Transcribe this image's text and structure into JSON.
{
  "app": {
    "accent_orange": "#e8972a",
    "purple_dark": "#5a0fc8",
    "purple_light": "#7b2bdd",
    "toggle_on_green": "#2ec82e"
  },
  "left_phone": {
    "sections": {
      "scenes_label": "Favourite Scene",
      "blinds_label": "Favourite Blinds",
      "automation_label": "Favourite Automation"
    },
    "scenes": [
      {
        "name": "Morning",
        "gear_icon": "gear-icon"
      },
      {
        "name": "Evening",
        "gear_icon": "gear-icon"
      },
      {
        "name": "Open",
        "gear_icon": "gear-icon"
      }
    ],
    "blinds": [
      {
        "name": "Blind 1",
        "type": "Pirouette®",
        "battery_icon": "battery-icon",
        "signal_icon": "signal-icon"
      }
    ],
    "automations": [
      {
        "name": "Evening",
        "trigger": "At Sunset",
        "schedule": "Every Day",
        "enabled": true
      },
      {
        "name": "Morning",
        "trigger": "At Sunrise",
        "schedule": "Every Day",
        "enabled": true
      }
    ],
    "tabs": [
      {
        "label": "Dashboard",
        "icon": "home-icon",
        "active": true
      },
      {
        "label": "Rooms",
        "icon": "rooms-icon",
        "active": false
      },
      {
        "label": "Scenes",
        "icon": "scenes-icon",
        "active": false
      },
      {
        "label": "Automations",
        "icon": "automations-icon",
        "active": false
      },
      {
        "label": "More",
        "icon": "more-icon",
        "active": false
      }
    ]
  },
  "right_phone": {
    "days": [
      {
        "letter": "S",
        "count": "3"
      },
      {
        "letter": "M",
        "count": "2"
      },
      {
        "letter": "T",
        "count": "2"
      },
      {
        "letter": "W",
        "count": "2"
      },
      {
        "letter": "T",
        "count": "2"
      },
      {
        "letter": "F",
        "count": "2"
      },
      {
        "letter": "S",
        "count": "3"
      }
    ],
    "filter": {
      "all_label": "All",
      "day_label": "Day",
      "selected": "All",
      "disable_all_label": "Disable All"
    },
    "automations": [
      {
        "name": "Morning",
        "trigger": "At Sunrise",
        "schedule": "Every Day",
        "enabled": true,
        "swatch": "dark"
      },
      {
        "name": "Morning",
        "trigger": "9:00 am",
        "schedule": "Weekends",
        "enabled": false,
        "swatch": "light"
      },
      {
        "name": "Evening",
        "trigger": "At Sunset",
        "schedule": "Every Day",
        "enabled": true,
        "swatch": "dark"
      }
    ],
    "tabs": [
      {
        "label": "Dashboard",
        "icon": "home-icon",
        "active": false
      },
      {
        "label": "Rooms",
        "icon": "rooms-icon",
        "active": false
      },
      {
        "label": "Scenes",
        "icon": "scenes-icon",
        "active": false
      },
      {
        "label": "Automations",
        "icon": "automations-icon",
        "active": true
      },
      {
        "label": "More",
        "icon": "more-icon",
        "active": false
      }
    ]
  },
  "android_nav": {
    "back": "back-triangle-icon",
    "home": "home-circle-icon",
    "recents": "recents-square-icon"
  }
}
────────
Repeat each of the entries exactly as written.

#### RESULT OF THE EXERCISE:
Transcribe this image's text and structure into JSON.
{
  "app": {
    "accent_orange": "#e8972a",
    "purple_dark": "#5a0fc8",
    "purple_light": "#7b2bdd",
    "toggle_on_green": "#2ec82e"
  },
  "left_phone": {
    "sections": {
      "scenes_label": "Favourite Scene",
      "blinds_label": "Favourite Blinds",
      "automation_label": "Favourite Automation"
    },
    "scenes": [
      {
        "name": "Morning",
        "gear_icon": "gear-icon"
      },
      {
        "name": "Evening",
        "gear_icon": "gear-icon"
      },
      {
        "name": "Open",
        "gear_icon": "gear-icon"
      }
    ],
    "blinds": [
      {
        "name": "Blind 1",
        "type": "Pirouette®",
        "battery_icon": "battery-icon",
        "signal_icon": "signal-icon"
      }
    ],
    "automations": [
      {
        "name": "Evening",
        "trigger": "At Sunset",
        "schedule": "Every Day",
        "enabled": true
      },
      {
        "name": "Morning",
        "trigger": "At Sunrise",
        "schedule": "Every Day",
        "enabled": true
      }
    ],
    "tabs": [
      {
        "label": "Dashboard",
        "icon": "home-icon",
        "active": true
      },
      {
        "label": "Rooms",
        "icon": "rooms-icon",
        "active": false
      },
      {
        "label": "Scenes",
        "icon": "scenes-icon",
        "active": false
      },
      {
        "label": "Automations",
        "icon": "automations-icon",
        "active": false
      },
      {
        "label": "More",
        "icon": "more-icon",
        "active": false
      }
    ]
  },
  "right_phone": {
    "days": [
      {
        "letter": "S",
        "count": "3"
      },
      {
        "letter": "M",
        "count": "2"
      },
      {
        "letter": "T",
        "count": "2"
      },
      {
        "letter": "W",
        "count": "2"
      },
      {
        "letter": "T",
        "count": "2"
      },
      {
        "letter": "F",
        "count": "2"
      },
      {
        "letter": "S",
        "count": "3"
      }
    ],
    "filter": {
      "all_label": "All",
      "day_label": "Day",
      "selected": "All",
      "disable_all_label": "Disable All"
    },
    "automations": [
      {
        "name": "Morning",
        "trigger": "At Sunrise",
        "schedule": "Every Day",
        "enabled": true,
        "swatch": "dark"
      },
      {
        "name": "Morning",
        "trigger": "9:00 am",
        "schedule": "Weekends",
        "enabled": false,
        "swatch": "light"
      },
      {
        "name": "Evening",
        "trigger": "At Sunset",
        "schedule": "Every Day",
        "enabled": true,
        "swatch": "dark"
      }
    ],
    "tabs": [
      {
        "label": "Dashboard",
        "icon": "home-icon",
        "active": false
      },
      {
        "label": "Rooms",
        "icon": "rooms-icon",
        "active": false
      },
      {
        "label": "Scenes",
        "icon": "scenes-icon",
        "active": false
      },
      {
        "label": "Automations",
        "icon": "automations-icon",
        "active": true
      },
      {
        "label": "More",
        "icon": "more-icon",
        "active": false
      }
    ]
  },
  "android_nav": {
    "back": "back-triangle-icon",
    "home": "home-circle-icon",
    "recents": "recents-square-icon"
  }
}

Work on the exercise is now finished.